When you embark on a spring vacation, the last thing you want to worry about is whether your home is safe while you are away. Not only do you need to prevent your home from being targeted by thieves, but you also have to take precautions against broken pipes, appliance leaks, severe weather and a variety of other potential problems. I personally returned home from vacation to find a freezer door left open a crack, hundreds of dollars worth of melted, spoiled food, a ruined area rug and a wet and warped hardwood floor.

First tip: make sure your refrigerator and freezer doors are closed tight! And while you are taking that precaution, clean out your refrigerator to make sure you’ve discarded anything that can spoil while you are away.
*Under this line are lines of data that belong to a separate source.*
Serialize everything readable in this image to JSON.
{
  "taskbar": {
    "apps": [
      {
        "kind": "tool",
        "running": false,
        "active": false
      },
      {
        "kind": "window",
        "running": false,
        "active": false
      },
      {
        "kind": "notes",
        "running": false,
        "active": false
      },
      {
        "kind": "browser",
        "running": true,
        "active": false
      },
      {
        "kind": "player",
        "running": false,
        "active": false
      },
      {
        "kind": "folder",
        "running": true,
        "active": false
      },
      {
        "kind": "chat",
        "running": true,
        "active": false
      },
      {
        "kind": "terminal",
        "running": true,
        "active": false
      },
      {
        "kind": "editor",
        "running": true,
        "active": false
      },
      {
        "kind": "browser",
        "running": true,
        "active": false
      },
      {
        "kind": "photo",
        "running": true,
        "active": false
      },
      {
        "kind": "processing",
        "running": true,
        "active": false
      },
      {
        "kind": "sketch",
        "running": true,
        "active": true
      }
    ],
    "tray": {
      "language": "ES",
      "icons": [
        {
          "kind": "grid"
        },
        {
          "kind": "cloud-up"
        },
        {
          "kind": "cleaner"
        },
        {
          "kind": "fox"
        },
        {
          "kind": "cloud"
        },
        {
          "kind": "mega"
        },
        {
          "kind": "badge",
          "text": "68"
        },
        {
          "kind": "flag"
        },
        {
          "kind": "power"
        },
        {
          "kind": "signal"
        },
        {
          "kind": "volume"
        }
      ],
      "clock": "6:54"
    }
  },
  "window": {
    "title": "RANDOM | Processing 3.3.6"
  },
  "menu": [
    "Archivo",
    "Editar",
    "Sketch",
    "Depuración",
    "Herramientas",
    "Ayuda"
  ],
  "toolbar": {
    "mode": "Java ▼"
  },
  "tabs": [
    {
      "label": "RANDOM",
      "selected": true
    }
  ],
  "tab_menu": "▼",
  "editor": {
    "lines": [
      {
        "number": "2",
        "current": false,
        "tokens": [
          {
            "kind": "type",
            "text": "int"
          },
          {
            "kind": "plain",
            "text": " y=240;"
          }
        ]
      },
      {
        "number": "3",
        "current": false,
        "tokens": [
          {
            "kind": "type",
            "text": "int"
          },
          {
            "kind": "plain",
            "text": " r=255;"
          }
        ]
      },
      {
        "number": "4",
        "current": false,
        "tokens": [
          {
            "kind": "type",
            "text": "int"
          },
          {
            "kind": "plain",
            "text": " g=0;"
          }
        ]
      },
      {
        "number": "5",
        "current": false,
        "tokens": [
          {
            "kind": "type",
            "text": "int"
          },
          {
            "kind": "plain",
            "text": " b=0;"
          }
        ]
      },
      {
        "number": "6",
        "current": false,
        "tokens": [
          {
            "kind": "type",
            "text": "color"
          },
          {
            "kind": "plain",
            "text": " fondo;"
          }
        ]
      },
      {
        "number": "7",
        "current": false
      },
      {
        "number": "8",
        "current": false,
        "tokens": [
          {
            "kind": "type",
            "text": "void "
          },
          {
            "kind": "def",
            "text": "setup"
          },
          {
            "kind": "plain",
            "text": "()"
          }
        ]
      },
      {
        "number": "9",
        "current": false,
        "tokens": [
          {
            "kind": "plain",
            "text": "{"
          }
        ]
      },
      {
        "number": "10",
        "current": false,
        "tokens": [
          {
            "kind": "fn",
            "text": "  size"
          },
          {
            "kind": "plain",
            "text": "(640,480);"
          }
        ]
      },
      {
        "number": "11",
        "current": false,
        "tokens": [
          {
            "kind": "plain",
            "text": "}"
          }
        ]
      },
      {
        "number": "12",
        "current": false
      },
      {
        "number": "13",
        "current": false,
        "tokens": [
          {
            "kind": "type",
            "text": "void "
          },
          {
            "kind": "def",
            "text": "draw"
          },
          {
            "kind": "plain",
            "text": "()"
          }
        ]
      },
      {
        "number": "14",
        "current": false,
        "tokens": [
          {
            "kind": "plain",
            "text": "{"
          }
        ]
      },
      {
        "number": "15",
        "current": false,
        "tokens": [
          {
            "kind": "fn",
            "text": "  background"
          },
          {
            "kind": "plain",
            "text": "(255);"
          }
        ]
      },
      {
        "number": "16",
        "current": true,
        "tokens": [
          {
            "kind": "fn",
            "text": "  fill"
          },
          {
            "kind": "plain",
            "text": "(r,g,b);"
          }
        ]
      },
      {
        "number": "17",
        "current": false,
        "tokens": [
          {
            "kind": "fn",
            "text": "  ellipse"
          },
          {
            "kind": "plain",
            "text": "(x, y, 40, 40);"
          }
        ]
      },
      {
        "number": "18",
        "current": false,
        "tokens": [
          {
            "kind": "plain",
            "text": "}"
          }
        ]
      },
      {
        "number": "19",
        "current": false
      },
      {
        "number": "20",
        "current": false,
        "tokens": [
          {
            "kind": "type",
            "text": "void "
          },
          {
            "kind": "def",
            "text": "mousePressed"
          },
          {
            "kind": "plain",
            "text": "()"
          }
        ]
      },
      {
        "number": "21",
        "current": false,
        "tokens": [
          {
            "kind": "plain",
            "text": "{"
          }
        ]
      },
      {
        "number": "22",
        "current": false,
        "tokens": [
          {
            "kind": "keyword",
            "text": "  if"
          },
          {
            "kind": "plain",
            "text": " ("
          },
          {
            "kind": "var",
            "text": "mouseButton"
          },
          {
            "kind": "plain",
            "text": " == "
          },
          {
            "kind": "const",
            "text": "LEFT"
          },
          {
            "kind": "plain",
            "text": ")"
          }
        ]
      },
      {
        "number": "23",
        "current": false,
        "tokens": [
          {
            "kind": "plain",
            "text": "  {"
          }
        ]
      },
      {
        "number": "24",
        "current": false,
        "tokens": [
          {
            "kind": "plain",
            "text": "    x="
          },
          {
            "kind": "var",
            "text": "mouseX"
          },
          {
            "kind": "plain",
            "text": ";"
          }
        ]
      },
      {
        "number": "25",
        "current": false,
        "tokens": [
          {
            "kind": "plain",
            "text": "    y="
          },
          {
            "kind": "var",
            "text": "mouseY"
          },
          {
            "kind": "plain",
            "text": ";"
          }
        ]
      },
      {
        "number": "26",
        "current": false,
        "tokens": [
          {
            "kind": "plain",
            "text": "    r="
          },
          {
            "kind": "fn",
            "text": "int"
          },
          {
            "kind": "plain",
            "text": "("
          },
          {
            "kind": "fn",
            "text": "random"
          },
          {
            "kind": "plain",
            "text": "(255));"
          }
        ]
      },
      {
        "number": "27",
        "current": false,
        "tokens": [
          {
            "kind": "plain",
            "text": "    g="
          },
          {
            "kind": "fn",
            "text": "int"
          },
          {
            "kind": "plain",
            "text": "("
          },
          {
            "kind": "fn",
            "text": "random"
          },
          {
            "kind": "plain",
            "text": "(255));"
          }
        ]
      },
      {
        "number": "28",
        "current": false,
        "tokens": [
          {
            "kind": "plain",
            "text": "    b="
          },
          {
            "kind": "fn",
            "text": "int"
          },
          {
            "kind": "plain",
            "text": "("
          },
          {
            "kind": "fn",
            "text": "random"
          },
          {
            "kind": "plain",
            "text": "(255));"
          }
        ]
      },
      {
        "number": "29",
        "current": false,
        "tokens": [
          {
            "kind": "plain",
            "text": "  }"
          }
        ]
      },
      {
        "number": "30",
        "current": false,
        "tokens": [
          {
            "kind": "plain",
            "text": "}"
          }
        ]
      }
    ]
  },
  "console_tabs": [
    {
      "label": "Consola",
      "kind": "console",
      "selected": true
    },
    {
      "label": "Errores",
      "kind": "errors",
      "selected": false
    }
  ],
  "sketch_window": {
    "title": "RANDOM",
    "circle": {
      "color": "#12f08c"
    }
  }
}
Some other simple tips to avoid break-ins and mishaps include:

  • Make it appear that someone is at home. Cancel mail and newspapers, set timers on lights and televisions, and leave window blinds in their normal position. Make arrangements for lawn or snow removal service if you are going to be away for an extended period of time.
  • Don’t broadcast your vacation plans. While we all love to share our experiences on social media, wait until you get back to share your photos and announce that you were away from home.
  • Lock up. Make sure all windows and doors are secure, and don’t forget to make sure garages and sheds are locked up tight, as well. Engage your security system if you have one.
  • Prepare your home for severe weather. Secure outdoor furniture, close and lock all shutters if you have them, and unplug appliances that could be damaged by a power surge. If it is still cold where you live, you need to prevent your pipes from freezing while you are away. Exposed pipes must be well insulated. If you will be gone for a long time, consider shutting off the main water supply and draining the water system to keep pipes from freezing and bursting. Keep your thermostat set at no lower than 55 degrees.

You might also want to consider taking care of the following household tasks to make things easier when you return:
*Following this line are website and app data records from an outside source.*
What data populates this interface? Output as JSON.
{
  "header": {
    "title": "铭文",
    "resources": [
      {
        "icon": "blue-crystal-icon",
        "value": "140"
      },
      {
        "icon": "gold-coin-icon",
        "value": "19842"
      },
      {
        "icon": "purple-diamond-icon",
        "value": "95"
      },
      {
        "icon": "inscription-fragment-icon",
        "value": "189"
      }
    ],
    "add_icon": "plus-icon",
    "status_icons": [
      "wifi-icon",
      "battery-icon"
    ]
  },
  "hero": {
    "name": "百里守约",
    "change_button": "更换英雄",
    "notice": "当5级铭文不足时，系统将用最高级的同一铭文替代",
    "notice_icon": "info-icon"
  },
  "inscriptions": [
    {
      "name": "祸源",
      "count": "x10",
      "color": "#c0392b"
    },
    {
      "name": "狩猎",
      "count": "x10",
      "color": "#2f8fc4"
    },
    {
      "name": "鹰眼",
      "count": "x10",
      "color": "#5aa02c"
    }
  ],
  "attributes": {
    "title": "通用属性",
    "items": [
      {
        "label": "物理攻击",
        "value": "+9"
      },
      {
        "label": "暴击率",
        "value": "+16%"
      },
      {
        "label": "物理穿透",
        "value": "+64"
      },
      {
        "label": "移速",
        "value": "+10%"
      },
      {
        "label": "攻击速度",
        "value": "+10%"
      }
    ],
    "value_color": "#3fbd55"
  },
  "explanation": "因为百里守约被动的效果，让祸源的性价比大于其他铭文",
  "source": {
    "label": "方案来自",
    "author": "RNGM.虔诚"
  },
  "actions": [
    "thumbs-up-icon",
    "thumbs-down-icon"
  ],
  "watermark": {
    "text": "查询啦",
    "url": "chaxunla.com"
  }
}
  • Wash and put away laundry. You’ll have plenty of laundry from your trip to take care of when you get back. You might as well get your other laundry done before you go.
  • Water your plants and have someone trustworthy water them while you are away.
  • Spray for bugs, especially in spring and summer.
  • Reset the thermostat. Be mindful if the weather forecast for your area while you will be gone and set the thermostat accordingly.
  • Change the sheets. There is nothing better than coming home to your own clean bed after a trip.
  • Tidy the house. Unpacking and getting settled when you return is enough work for anyone. Make it easier on yourself by coming home to a clean house.

Now you’re ready to relax!